**What this task involves:** A single number is required: the count of lines in the records below that contain the word "data".

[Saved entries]
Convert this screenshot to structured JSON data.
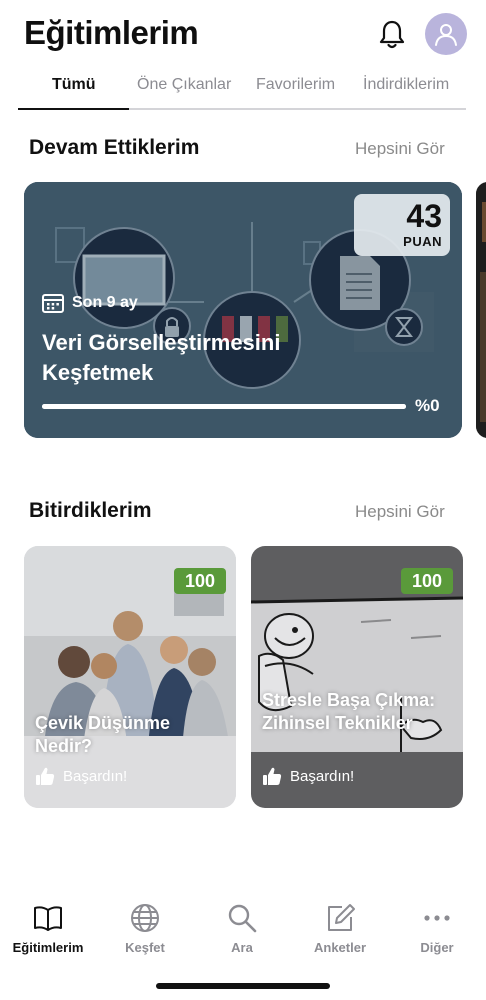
{
  "header": {
    "title": "Eğitimlerim",
    "bell_icon": "bell-icon",
    "avatar_icon": "user-icon"
  },
  "tabs": [
    {
      "label": "Tümü",
      "active": true
    },
    {
      "label": "Öne Çıkanlar",
      "active": false
    },
    {
      "label": "Favorilerim",
      "active": false
    },
    {
      "label": "İndirdiklerim",
      "active": false
    }
  ],
  "continuing": {
    "title": "Devam Ettiklerim",
    "see_all": "Hepsini Gör",
    "card": {
      "points_value": "43",
      "points_label": "PUAN",
      "date_icon": "calendar-icon",
      "date_text": "Son 9 ay",
      "title": "Veri Görselleştirmesini Keşfetmek",
      "progress_text": "%0",
      "progress_percent": 0
    }
  },
  "completed": {
    "title": "Bitirdiklerim",
    "see_all": "Hepsini Gör",
    "cards": [
      {
        "score": "100",
        "title": "Çevik Düşünme Nedir?",
        "status": "Başardın!",
        "status_icon": "thumbs-up-icon"
      },
      {
        "score": "100",
        "title": "Stresle Başa Çıkma: Zihinsel Teknikler",
        "status": "Başardın!",
        "status_icon": "thumbs-up-icon"
      }
    ]
  },
  "bottom_nav": [
    {
      "label": "Eğitimlerim",
      "icon": "book-icon",
      "active": true
    },
    {
      "label": "Keşfet",
      "icon": "globe-icon",
      "active": false
    },
    {
      "label": "Ara",
      "icon": "search-icon",
      "active": false
    },
    {
      "label": "Anketler",
      "icon": "edit-icon",
      "active": false
    },
    {
      "label": "Diğer",
      "icon": "more-icon",
      "active": false
    }
  ],
  "colors": {
    "accent": "#111111",
    "score_badge": "#5a9a3a",
    "avatar": "#b9b4dc",
    "inactive": "#8c8c92"
  }
}
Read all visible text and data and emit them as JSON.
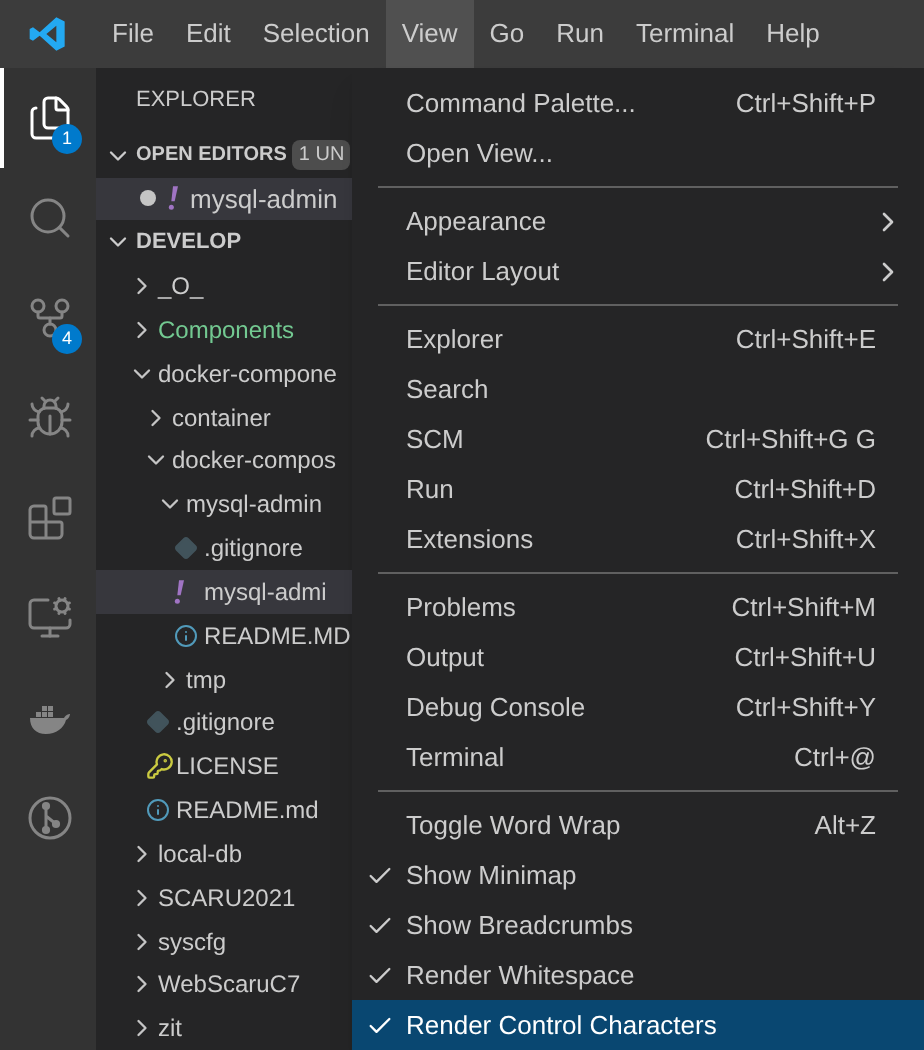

**Response for this exercise:** 2